The investment banker hires "econometricians" or financial economists to demonstrate

that the risks of default on interest and principle of some

class of the securities it proposes to issue are so small

that these instruments deserve to have an investment rating

that implies a low interest rate.

Securitization is viable, profitable for all concerned if the total cash pledged by

the securities is less than the total cash the corpus of the

trust is expected to yield.

4: The trustee: holds the basic paper-the corpus of

collateral for the securities-; acts in the interest of the

security holders; recieves (sic) the cash flows from the

underlying instruments, forwards them to the security

holders, empowered to end the trust, sellout the corpus,

and transmit proceeds to security holders according to the

hierarchy of rights if the rating of securities fall below

some agreed level. If the corpus of the collateral are

instrUments such as mortgages which provide for the periodic

repayment of principle then the trustee will call the

remaining libilties (sic) and liquidate the trust when the

principle outstanding falls below some stated value.

If securitization spreads the trustee business will boom.

The need to develop equivalents to the U.S. trust Company if

securitization is to be truly global.

5: The servicing organization: (often the paper creater)

recieves (sic) payments from the corpus and transmits the funds to

the trustee. Also may be the agent who acts for the trust

if paper in the corpus doesn't perform. This is a source of

fee income.

6: The rating services: places the resulting securities

into risk classes. In the security contract there is a

commitment to keep at least some of the securities in some

particular set of low risk classes. If the securities fall

below some rating or perhaps are threatened to fall below

some rating the trustee is supposed to act to protect the

interests of the security holders. This may lead to the

sale of the underlying assets, the corpus of the trust.

There is a danger that the equivalent of making position by

selling out position will result.

7: The maker of a secondary market. Often the underwriter,

the initiating investment banker. This is usually? (sic) a dealer

not a broker market. This will be a thin market if price

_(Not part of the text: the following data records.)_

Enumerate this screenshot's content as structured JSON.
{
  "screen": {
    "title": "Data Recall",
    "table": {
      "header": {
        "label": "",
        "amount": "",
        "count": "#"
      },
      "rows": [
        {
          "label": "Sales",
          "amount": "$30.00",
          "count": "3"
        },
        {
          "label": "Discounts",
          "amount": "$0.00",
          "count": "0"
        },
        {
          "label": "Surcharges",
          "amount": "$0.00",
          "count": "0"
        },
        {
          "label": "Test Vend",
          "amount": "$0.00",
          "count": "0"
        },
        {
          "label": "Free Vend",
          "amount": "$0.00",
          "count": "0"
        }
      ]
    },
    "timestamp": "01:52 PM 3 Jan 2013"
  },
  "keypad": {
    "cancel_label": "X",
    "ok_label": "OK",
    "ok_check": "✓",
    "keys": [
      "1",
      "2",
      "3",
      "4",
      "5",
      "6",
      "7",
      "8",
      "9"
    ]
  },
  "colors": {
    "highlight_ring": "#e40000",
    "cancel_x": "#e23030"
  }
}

and quality of the securities deteriorate.

8: T (sic)

he funders: household, pension fund, banks with poor paper

creating facilities, mutual funds, foreign institutions etc.


Mariam Topuria